DESCRIPTION OF THE TASK: Please write out each entry below exactly as given.

[Opening RECORDS SHOWN section]

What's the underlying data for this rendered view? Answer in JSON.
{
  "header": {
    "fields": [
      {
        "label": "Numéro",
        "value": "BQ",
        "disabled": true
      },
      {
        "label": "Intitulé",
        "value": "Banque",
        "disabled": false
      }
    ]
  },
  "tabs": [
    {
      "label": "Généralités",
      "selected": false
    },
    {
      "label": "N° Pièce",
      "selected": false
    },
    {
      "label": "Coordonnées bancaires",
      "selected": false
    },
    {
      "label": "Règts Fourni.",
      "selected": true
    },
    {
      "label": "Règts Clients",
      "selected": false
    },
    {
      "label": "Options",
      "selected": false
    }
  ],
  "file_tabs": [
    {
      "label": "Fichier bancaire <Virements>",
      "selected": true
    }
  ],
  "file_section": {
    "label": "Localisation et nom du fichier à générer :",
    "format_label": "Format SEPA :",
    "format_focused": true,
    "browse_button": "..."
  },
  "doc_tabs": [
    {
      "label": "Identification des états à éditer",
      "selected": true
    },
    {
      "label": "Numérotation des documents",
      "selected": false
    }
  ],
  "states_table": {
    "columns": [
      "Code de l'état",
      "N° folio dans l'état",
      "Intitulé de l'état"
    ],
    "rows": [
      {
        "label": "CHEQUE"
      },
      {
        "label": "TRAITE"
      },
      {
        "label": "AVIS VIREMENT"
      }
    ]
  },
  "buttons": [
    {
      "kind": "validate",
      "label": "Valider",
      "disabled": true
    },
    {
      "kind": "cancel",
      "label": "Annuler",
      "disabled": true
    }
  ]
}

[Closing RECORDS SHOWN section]

OUTPUT FOR THIS TASK:
What's the underlying data for this rendered view? Answer in JSON.
{
  "header": {
    "fields": [
      {
        "label": "Numéro",
        "value": "BQ",
        "disabled": true
      },
      {
        "label": "Intitulé",
        "value": "Banque",
        "disabled": false
      }
    ]
  },
  "tabs": [
    {
      "label": "Généralités",
      "selected": false
    },
    {
      "label": "N° Pièce",
      "selected": false
    },
    {
      "label": "Coordonnées bancaires",
      "selected": false
    },
    {
      "label": "Règts Fourni.",
      "selected": true
    },
    {
      "label": "Règts Clients",
      "selected": false
    },
    {
      "label": "Options",
      "selected": false
    }
  ],
  "file_tabs": [
    {
      "label": "Fichier bancaire <Virements>",
      "selected": true
    }
  ],
  "file_section": {
    "label": "Localisation et nom du fichier à générer :",
    "format_label": "Format SEPA :",
    "format_focused": true,
    "browse_button": "..."
  },
  "doc_tabs": [
    {
      "label": "Identification des états à éditer",
      "selected": true
    },
    {
      "label": "Numérotation des documents",
      "selected": false
    }
  ],
  "states_table": {
    "columns": [
      "Code de l'état",
      "N° folio dans l'état",
      "Intitulé de l'état"
    ],
    "rows": [
      {
        "label": "CHEQUE"
      },
      {
        "label": "TRAITE"
      },
      {
        "label": "AVIS VIREMENT"
      }
    ]
  },
  "buttons": [
    {
      "kind": "validate",
      "label": "Valider",
      "disabled": true
    },
    {
      "kind": "cancel",
      "label": "Annuler",
      "disabled": true
    }
  ]
}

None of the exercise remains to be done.